In Sons of Liberty, the narrative is surprisingly and maybe even refreshingly honest about the motivations – capitalism, lower taxes, straight out avarice at times. The key to tracing this evolution is the character of John Hancock, who starts out as a corrupt businessman with British protection. As things heat up in Boston, his advantages slip away and he begins to see the light.
Sons of Liberty gives us the libertarian strain of the American philosophy, no doubt. But it’s also much closer to the truth. Many of the patriots of Boston were smugglers. The wealthy of Boston (and NYC and Philly) were less inclined to protest too much against British laws because they were more motivated by the bottom line than ideals. And, while you see the reality of British soldiers being forced upon the civilian population, you don’t see the colonial settlers further inland who disregarded laws prohibiting Western settlement, and then demanded that same British military protect them and their farms, from both the First Nations people and (potentially) the French.
What’s disturbing, though, is that capitalism is treated as a political system – democracy and capitalism are conflated.
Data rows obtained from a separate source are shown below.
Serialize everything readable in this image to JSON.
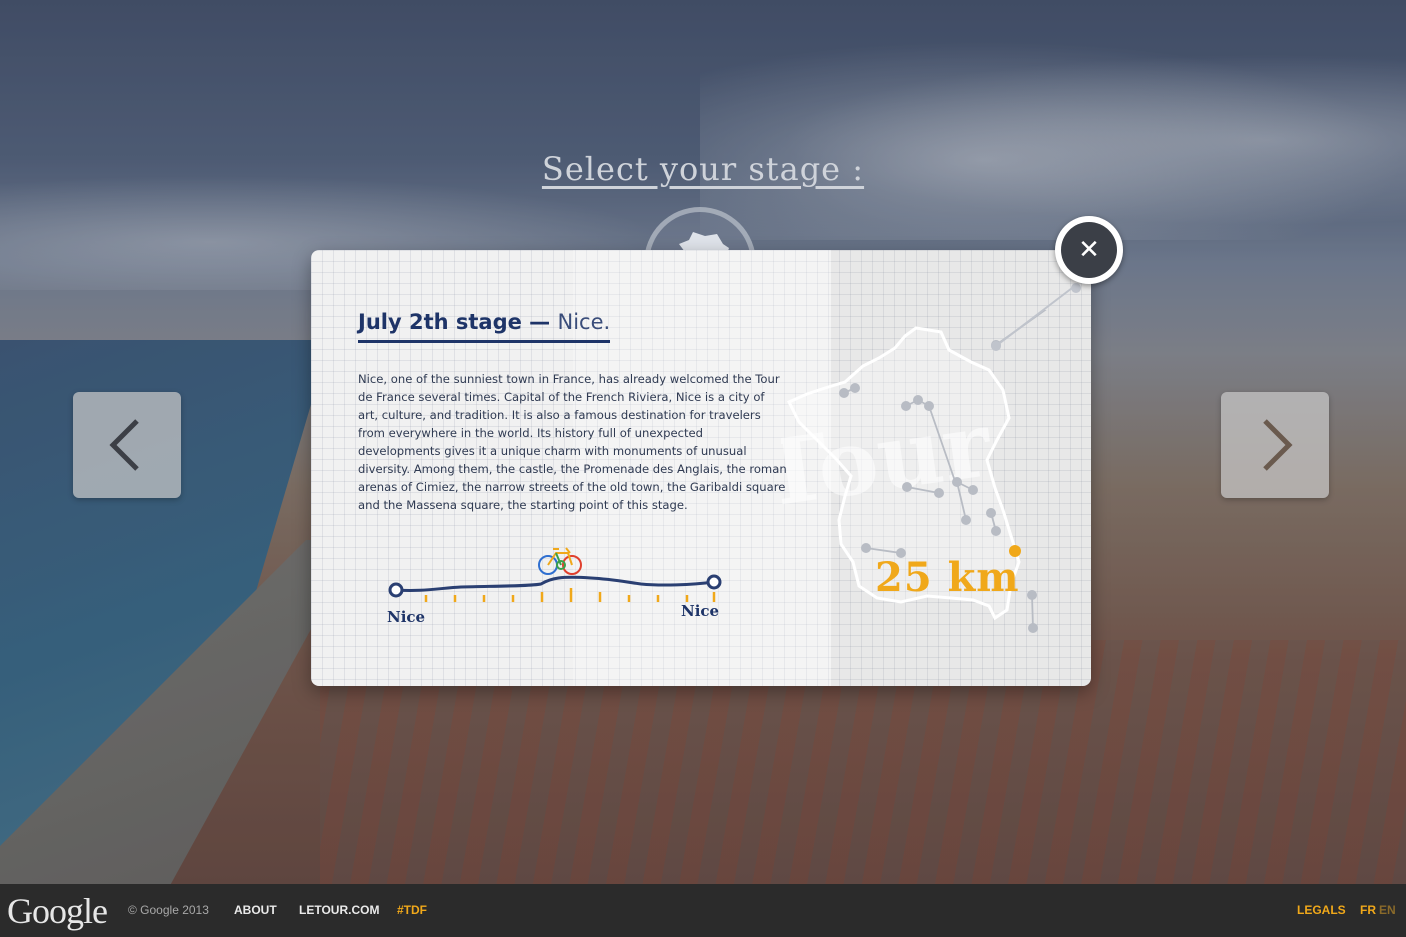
{
  "page": {
    "heading": "Select your stage :"
  },
  "stage_card": {
    "title": "July 2th stage —",
    "city": "Nice.",
    "description": "Nice, one of the sunniest town in France, has already welcomed the Tour de France several times. Capital of the French Riviera, Nice is a city of art, culture, and tradition. It is also a famous destination for travelers from everywhere in the world. Its history full of unexpected developments gives it a unique charm with monuments of unusual diversity. Among them, the castle, the Promenade des Anglais, the roman arenas of Cimiez, the narrow streets of the old town, the Garibaldi square and the Massena square, the starting point of this stage.",
    "start_city": "Nice",
    "end_city": "Nice",
    "distance": "25 km",
    "map_watermark": "Tour"
  },
  "controls": {
    "prev_icon": "chevron-left-icon",
    "next_icon": "chevron-right-icon",
    "close_icon": "close-icon",
    "close_symbol": "✕",
    "map_icon": "france-map-icon"
  },
  "footer": {
    "logo": "Google",
    "copyright": "© Google 2013",
    "about": "ABOUT",
    "letour": "LETOUR.COM",
    "tdf": "#TDF",
    "legals": "LEGALS",
    "lang_fr": "FR",
    "lang_en": "EN"
  },
  "colors": {
    "accent": "#f0a81a",
    "title_blue": "#1e3468",
    "footer_bg": "#2b2b2b"
  }
}
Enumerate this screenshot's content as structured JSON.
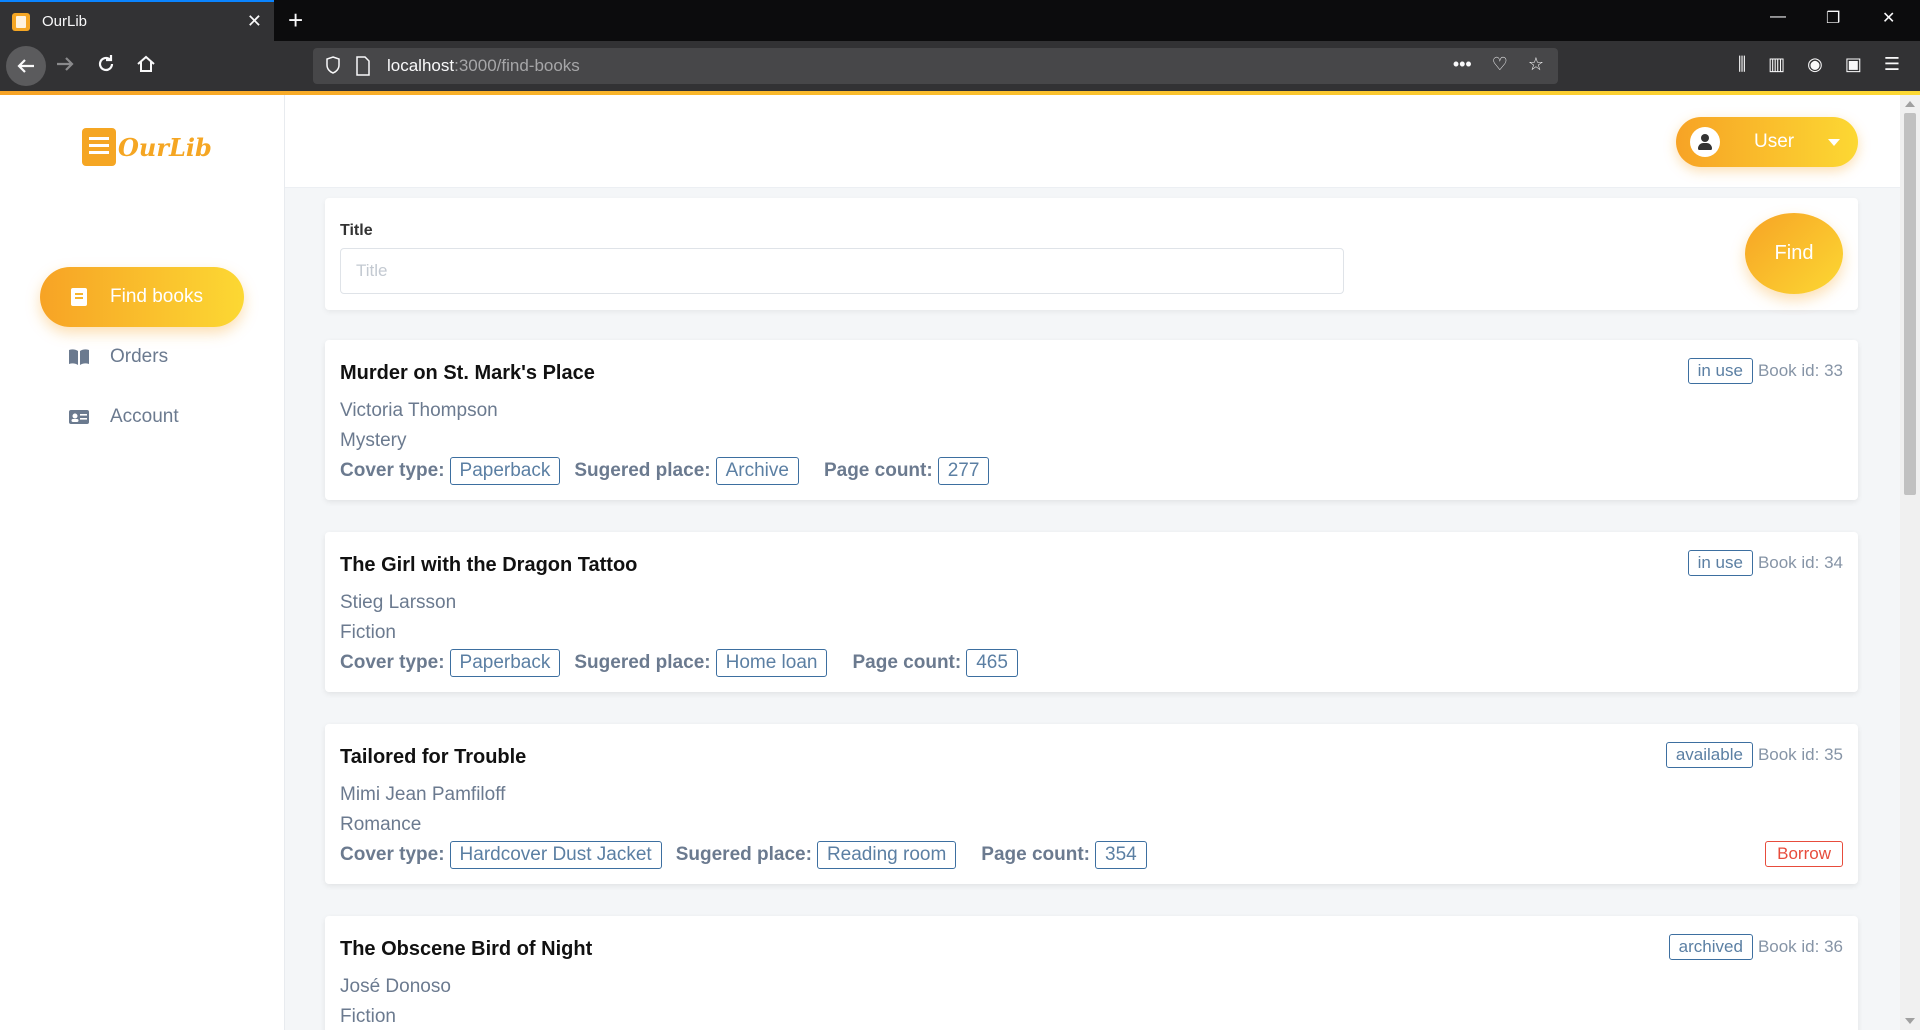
{
  "browser": {
    "tab_title": "OurLib",
    "url_host": "localhost",
    "url_path": ":3000/find-books"
  },
  "app": {
    "logo_text": "OurLib",
    "sidebar": {
      "items": [
        {
          "label": "Find books",
          "icon": "book-icon",
          "active": true
        },
        {
          "label": "Orders",
          "icon": "open-book-icon",
          "active": false
        },
        {
          "label": "Account",
          "icon": "id-card-icon",
          "active": false
        }
      ]
    },
    "user_menu": {
      "label": "User"
    },
    "search": {
      "label": "Title",
      "placeholder": "Title",
      "value": "",
      "button": "Find"
    },
    "labels": {
      "cover_type": "Cover type:",
      "sugered_place": "Sugered place:",
      "page_count": "Page count:",
      "borrow": "Borrow"
    },
    "books": [
      {
        "title": "Murder on St. Mark's Place",
        "author": "Victoria Thompson",
        "genre": "Mystery",
        "cover_type": "Paperback",
        "place": "Archive",
        "page_count": "277",
        "status": "in use",
        "book_id": "Book id: 33"
      },
      {
        "title": "The Girl with the Dragon Tattoo",
        "author": "Stieg Larsson",
        "genre": "Fiction",
        "cover_type": "Paperback",
        "place": "Home loan",
        "page_count": "465",
        "status": "in use",
        "book_id": "Book id: 34"
      },
      {
        "title": "Tailored for Trouble",
        "author": "Mimi Jean Pamfiloff",
        "genre": "Romance",
        "cover_type": "Hardcover Dust Jacket",
        "place": "Reading room",
        "page_count": "354",
        "status": "available",
        "book_id": "Book id: 35"
      },
      {
        "title": "The Obscene Bird of Night",
        "author": "José Donoso",
        "genre": "Fiction",
        "status": "archived",
        "book_id": "Book id: 36"
      }
    ],
    "colors": {
      "accent_start": "#f7a325",
      "accent_end": "#fcd833",
      "tag_border": "#3d6fa0",
      "borrow": "#e74c3c"
    }
  }
}
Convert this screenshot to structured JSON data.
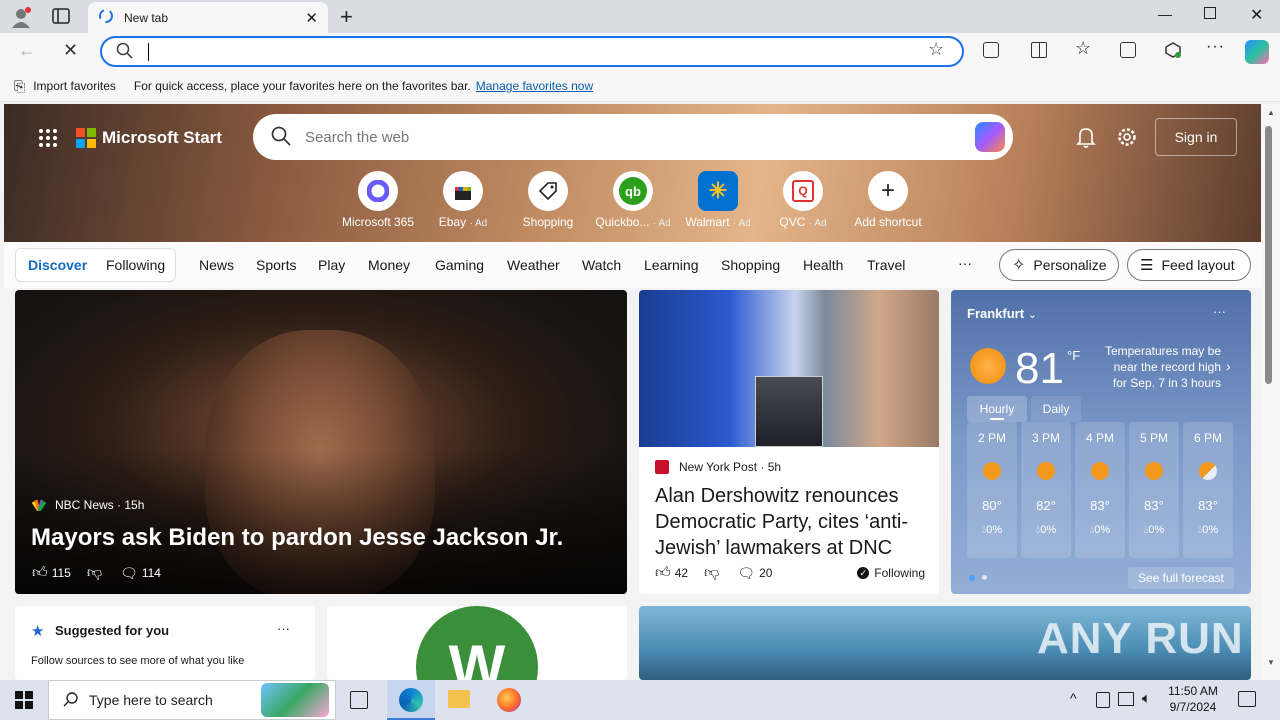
{
  "browser": {
    "tab_title": "New tab",
    "address_value": "",
    "favbar": {
      "import_label": "Import favorites",
      "message": "For quick access, place your favorites here on the favorites bar.",
      "manage_link": "Manage favorites now"
    }
  },
  "start": {
    "brand": "Microsoft Start",
    "search_placeholder": "Search the web",
    "signin_label": "Sign in",
    "shortcuts": [
      {
        "label": "Microsoft 365",
        "ad": ""
      },
      {
        "label": "Ebay",
        "ad": "· Ad"
      },
      {
        "label": "Shopping",
        "ad": ""
      },
      {
        "label": "Quickbo...",
        "ad": "· Ad"
      },
      {
        "label": "Walmart",
        "ad": "· Ad"
      },
      {
        "label": "QVC",
        "ad": "· Ad"
      },
      {
        "label": "Add shortcut",
        "ad": ""
      }
    ],
    "feed_tabs": {
      "discover": "Discover",
      "following": "Following"
    },
    "nav_items": [
      "News",
      "Sports",
      "Play",
      "Money",
      "Gaming",
      "Weather",
      "Watch",
      "Learning",
      "Shopping",
      "Health",
      "Travel"
    ],
    "more_label": "···",
    "personalize_label": "Personalize",
    "feed_layout_label": "Feed layout"
  },
  "lead_story": {
    "source": "NBC News",
    "age": "· 15h",
    "headline": "Mayors ask Biden to pardon Jesse Jackson Jr.",
    "likes": "115",
    "comments": "114"
  },
  "mid_story": {
    "source": "New York Post",
    "age": "· 5h",
    "headline": "Alan Dershowitz renounces Democratic Party, cites ‘anti-Jewish’ lawmakers at DNC",
    "likes": "42",
    "comments": "20",
    "following_label": "Following"
  },
  "weather": {
    "city": "Frankfurt",
    "temp": "81",
    "unit": "°F",
    "alert": "Temperatures may be near the record high for Sep. 7 in 3 hours",
    "tab_hourly": "Hourly",
    "tab_daily": "Daily",
    "hours": [
      {
        "time": "2 PM",
        "temp": "80°",
        "precip": "0%"
      },
      {
        "time": "3 PM",
        "temp": "82°",
        "precip": "0%"
      },
      {
        "time": "4 PM",
        "temp": "83°",
        "precip": "0%"
      },
      {
        "time": "5 PM",
        "temp": "83°",
        "precip": "0%"
      },
      {
        "time": "6 PM",
        "temp": "83°",
        "precip": "0%"
      }
    ],
    "forecast_link": "See full forecast"
  },
  "suggested": {
    "title": "Suggested for you",
    "subtitle": "Follow sources to see more of what you like"
  },
  "taskbar": {
    "search_placeholder": "Type here to search",
    "time": "11:50 AM",
    "date": "9/7/2024"
  },
  "watermark": "ANY RUN"
}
So ‘freedom’ is reduced simply to ‘the freedom to make money’. The rejection of arbitrary rule by a monarch, a discussion of the contrast of a Constitutional government, etc. is missing.
So in John Adams, the blood is drained out and we’re left with nothing but abstract ideals and talking heads. In Sons of Liberty, the idealism is drained out and we’re left with nothing but self-interest and adventure seeking.
The revolution was not inevitable and neither is it secure. John Adams leaves us with the old adage that every generation is responsible for safeguarding the fragile Republic. “The Revolution Never Ends.” Imagine what a series on the American Revolution would look like after the last four years?